But today's announcement from Rembrandt, and similar ones from Rose Acre and Arizona's largest producer, Hickman Farms, earlier this year, which indicate they too will go cage-free, are startling and remarkable. Indeed, if these large Midwestern and Western companies - which between them produce about 10 percent of all eggs in the nation - can make these commitments, so can others.

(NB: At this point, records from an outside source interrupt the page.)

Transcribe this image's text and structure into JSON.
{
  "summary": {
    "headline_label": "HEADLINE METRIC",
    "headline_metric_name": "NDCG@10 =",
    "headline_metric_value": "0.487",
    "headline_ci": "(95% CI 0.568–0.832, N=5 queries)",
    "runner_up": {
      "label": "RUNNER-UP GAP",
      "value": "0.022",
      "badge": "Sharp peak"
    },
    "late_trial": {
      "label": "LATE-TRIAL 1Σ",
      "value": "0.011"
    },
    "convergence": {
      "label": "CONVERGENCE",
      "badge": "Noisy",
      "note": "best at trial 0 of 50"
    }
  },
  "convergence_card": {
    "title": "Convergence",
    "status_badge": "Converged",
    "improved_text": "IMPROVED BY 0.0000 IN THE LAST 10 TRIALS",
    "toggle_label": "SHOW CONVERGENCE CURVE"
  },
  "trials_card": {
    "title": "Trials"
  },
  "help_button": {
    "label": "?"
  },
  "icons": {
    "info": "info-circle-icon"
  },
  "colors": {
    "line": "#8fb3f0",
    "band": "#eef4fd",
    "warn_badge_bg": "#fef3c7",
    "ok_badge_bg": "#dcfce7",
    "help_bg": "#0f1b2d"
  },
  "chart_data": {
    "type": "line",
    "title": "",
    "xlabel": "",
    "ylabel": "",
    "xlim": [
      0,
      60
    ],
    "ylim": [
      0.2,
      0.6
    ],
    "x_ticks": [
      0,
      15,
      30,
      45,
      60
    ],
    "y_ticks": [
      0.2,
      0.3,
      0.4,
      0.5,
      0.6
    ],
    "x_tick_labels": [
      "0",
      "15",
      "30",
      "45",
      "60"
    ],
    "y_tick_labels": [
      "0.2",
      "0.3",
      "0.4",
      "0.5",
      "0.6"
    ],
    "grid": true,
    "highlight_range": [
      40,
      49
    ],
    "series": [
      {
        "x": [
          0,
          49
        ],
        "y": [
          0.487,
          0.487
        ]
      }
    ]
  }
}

"With the unprecedented number of top food companies announcing timelines to switch exclusively to cage-free eggs, we are uniquely positioned for the future in cage-free eggs and egg products," said Dave Rettig, president of Rembrandt Foods. Indeed, just after the McDonald's announcement, Starbucks announced it would source all of its eggs from cage-free operations by 2020. Burger King is doing the same, by 2017. Earlier this year, the nation's three largest food service companies - Aramark, Compass Group, and Sodexo - all pledged to go entirely cage-free within the next five years. Other major food retailers are expected to follow, and Massachusetts voters seem poised to support a ballot initiative to end any sale of shell eggs from caged hens in the state (a petition is now circulating, with the measure expected to appear on the ballot in November 2016.)